Wow!! On the other hand, is there not at least some benefit to the Chinese people in this example, that there are now more existing homes and people can eventually move out of the rice paddies and into the city? There are now more homes than there were before.
But literally speaking, do we see a lot of incomplete buildings during an artificial boom? How do we actually see what you’re describing play out?
But during an artificial boom, do we not see firms investing in capital equipment and consumer snatching up goods produced by this equipment?
So liquidation would mean a bunch of people sold their houses which also drops prices? And this is wrong because the prices fell for a different reason? In other words, I was wrong?
Is there a good article you can refer regarding the Austrian view of capital structure?
You’re a genius. Thank you so much.
Good article. Let’s say we somehow found out though that barter did not precede money. How would this trip up the Austrian School? Not sure I understand what difference this makes.
If the dollar is the worlds reserve currency, why do the Chinese buy so many low yielding US treasuries? Why not purchase things it needs instead? Why do they want our bonds? Is it all part of the monetary game countries are playing today? In other words, Is it that they want to keep the dollar strong, so they hoard the dollars? And they prefer the yield treasuries bear to dollars just sitting in reserve?
Is this why China and other countries purchase so many US Treasuries? Are they increasing the demand for dollars (and the purchasing power) by doing so?
So are you saying that the exchange rate has nothing to do with price inflation is the U.S., for example? If China buys up a lot of our dollars, does that not take them out of circulation here in the sates?
Dude, you are wicked smart! Thanks Doc!
I’ve been taking an online class on money and banking with Columbia’s Perry Mehrling. I relayed your response above (not the most recent one but the one before) and here is what he says. I think I know what you’ll say but am curious if you have any thoughts I could chew on. Below is his response:
The “credit from thin air” that Herbener emphasizes is, in my view, the essence of banking, but I think of it differently. As I say repeatedly in the course, all banking is a swap of IOUs. The bank makes a loan to me, which concretely means creating an asset (the loan) and a deposit at the same time, these entries then being booked for me as an asset (the deposit) and a liability (the loan). No real resources change hands, just a swap of IOUs. But at the end of the day I have purchasing power that I did not have before, which I can then spend.

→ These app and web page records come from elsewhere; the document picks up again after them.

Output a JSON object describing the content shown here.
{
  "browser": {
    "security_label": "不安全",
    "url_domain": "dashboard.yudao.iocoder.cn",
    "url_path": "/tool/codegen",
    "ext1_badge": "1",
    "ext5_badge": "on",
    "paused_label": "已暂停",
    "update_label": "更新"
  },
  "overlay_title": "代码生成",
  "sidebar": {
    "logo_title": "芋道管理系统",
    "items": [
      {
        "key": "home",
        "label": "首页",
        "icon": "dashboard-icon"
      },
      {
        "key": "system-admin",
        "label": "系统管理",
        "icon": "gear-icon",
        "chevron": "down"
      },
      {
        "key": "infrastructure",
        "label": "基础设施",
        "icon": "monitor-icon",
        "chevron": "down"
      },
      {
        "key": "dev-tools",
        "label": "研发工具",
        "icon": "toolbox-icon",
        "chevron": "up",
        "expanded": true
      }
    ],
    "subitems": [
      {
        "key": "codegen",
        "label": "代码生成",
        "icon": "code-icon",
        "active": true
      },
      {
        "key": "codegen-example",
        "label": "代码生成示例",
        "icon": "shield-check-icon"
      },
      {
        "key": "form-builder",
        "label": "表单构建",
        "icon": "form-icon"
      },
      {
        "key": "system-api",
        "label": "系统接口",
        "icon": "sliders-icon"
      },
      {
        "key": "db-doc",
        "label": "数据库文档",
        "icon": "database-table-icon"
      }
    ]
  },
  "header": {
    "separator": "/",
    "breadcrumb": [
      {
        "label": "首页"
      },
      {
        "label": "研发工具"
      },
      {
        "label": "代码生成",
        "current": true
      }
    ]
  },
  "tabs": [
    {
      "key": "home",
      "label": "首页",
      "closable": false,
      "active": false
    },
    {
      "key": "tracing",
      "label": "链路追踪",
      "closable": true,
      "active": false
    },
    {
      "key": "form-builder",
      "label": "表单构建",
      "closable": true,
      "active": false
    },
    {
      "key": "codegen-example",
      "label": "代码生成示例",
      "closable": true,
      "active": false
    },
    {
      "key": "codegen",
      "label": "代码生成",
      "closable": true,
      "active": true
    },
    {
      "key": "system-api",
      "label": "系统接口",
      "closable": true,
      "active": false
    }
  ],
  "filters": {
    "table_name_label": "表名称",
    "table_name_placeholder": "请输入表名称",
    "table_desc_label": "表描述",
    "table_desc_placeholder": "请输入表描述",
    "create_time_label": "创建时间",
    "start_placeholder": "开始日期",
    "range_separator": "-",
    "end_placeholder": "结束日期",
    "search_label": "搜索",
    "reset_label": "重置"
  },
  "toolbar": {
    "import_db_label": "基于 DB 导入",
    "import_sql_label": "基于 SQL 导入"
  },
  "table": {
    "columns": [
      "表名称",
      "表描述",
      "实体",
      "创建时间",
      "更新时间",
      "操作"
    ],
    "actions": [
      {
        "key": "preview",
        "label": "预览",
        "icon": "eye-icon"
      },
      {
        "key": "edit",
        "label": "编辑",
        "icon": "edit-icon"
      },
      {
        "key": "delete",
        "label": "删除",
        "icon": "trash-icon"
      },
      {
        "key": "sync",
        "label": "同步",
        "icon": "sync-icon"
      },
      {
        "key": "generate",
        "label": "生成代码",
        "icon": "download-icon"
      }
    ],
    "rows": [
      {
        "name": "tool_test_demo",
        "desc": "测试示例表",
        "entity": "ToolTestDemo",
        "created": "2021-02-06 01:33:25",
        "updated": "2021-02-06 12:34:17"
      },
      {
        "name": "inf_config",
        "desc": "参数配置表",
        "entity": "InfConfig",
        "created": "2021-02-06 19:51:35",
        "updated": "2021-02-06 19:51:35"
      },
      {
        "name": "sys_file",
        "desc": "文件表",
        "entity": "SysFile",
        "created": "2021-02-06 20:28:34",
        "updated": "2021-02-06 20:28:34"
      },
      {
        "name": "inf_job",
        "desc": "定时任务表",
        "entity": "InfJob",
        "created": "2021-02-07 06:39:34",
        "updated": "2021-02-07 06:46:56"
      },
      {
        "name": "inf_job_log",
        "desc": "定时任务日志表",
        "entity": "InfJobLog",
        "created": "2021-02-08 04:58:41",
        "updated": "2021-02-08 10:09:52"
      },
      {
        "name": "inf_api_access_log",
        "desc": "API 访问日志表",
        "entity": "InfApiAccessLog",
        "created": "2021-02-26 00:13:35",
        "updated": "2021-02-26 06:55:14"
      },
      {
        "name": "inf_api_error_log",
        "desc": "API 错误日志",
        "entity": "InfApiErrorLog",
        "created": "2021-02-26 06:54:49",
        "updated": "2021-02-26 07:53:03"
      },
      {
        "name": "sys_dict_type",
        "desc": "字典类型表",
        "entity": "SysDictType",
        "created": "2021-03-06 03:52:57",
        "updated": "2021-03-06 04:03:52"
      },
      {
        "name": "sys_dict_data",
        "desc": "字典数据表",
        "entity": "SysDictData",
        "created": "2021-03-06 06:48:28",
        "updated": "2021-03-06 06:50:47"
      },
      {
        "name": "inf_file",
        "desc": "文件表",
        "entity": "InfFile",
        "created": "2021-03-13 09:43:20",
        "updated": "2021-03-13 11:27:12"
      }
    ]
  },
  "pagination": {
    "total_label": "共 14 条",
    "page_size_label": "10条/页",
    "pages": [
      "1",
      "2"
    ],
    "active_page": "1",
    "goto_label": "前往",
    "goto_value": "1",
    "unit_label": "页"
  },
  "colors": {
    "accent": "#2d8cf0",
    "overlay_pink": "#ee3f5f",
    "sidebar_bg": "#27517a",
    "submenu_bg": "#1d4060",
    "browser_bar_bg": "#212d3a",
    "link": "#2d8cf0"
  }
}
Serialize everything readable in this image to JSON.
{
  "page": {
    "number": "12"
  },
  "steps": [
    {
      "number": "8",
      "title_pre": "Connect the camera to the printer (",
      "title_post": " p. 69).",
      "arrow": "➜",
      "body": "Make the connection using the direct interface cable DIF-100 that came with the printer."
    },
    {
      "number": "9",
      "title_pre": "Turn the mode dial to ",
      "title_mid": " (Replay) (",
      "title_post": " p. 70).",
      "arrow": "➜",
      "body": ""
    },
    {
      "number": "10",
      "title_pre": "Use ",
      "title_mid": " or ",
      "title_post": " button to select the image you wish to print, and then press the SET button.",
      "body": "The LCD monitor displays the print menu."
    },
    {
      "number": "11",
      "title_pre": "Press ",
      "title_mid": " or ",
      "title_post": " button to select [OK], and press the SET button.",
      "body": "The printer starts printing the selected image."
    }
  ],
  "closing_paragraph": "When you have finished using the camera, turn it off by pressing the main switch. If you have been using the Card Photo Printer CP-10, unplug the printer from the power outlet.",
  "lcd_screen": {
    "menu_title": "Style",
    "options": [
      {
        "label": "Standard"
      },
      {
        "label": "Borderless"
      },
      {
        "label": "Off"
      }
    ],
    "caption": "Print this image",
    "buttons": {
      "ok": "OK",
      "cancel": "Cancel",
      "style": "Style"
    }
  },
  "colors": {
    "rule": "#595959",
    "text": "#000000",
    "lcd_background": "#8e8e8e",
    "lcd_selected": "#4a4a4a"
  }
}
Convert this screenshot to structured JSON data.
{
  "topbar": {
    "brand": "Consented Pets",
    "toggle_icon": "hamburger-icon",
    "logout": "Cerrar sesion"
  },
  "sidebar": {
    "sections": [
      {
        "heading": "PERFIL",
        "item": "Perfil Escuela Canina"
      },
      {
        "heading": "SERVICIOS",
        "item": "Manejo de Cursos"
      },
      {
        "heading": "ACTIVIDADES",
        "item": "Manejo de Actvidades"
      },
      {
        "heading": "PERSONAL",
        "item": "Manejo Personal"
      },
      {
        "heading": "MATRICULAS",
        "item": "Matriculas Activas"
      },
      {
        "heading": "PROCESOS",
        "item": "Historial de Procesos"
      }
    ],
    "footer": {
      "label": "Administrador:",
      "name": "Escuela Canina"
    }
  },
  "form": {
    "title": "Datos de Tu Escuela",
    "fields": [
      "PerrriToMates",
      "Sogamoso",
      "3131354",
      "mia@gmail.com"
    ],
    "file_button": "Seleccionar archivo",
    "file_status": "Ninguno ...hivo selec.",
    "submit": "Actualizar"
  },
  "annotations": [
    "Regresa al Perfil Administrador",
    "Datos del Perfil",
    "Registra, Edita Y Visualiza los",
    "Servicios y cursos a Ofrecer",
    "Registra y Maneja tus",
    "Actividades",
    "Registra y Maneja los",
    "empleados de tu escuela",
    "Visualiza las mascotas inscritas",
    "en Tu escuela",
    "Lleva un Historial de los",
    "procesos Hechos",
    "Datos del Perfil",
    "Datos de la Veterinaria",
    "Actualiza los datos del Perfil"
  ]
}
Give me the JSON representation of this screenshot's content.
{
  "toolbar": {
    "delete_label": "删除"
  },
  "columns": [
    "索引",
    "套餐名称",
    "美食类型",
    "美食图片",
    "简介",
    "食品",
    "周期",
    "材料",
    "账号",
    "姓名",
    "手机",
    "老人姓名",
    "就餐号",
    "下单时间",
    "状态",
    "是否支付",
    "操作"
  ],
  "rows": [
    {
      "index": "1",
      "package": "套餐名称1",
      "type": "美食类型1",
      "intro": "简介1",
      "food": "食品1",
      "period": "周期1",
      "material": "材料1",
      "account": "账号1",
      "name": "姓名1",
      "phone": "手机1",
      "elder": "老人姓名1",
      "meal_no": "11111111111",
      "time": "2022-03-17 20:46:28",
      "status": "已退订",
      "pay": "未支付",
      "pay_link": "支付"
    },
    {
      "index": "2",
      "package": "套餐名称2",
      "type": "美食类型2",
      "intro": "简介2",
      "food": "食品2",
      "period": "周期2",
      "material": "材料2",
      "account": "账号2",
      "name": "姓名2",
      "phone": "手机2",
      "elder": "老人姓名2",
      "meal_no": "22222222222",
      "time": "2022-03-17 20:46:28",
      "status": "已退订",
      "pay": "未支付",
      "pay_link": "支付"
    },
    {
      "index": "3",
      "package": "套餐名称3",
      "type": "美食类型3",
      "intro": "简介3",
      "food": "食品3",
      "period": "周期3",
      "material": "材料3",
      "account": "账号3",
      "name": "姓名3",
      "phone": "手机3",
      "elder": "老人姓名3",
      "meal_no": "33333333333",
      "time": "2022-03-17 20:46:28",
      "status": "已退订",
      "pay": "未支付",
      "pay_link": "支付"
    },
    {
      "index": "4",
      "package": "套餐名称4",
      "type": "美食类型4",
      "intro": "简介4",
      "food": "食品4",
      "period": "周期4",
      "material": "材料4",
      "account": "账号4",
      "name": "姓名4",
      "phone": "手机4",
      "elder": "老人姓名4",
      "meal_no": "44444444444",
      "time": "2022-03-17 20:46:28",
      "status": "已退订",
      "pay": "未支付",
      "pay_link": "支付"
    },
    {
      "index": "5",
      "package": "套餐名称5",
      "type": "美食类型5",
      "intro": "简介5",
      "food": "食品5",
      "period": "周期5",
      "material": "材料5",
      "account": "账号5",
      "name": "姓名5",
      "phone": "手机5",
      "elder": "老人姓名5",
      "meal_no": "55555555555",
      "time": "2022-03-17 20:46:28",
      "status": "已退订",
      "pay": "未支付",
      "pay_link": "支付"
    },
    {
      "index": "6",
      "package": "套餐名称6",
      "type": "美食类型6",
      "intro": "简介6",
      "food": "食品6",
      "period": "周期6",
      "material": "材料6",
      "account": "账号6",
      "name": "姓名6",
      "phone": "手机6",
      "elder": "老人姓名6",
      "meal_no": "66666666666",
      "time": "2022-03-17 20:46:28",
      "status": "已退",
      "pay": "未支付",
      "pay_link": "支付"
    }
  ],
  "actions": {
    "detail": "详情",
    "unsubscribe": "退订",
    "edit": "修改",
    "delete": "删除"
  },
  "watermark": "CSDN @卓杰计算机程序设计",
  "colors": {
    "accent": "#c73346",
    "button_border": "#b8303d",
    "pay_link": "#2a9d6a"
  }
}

When I spend, and only when I spend, income is created for the person receiving the deposit, as well as saving at that very instant. If my spending was for an investment good, then both investment and saving go up in the aggregate. If my spending was for a consumption good, then my dis-saving wipes out my counterparts saving. Consumption goes up but not saving.
I don’t think 100% reserve banking is possible; indeed, according to my way of thinking, it is not really banking. I think central banking is a natural organic development that arises in all banking systems, it is nothing more than banking for bankers. I don’t think it is possible to eliminate central banking.
If we had a full reserve banking system would not financial innovations resembling fractional reserve banks spring up a la the shadow banking system?
Thank you. What was his incentive to end slavery?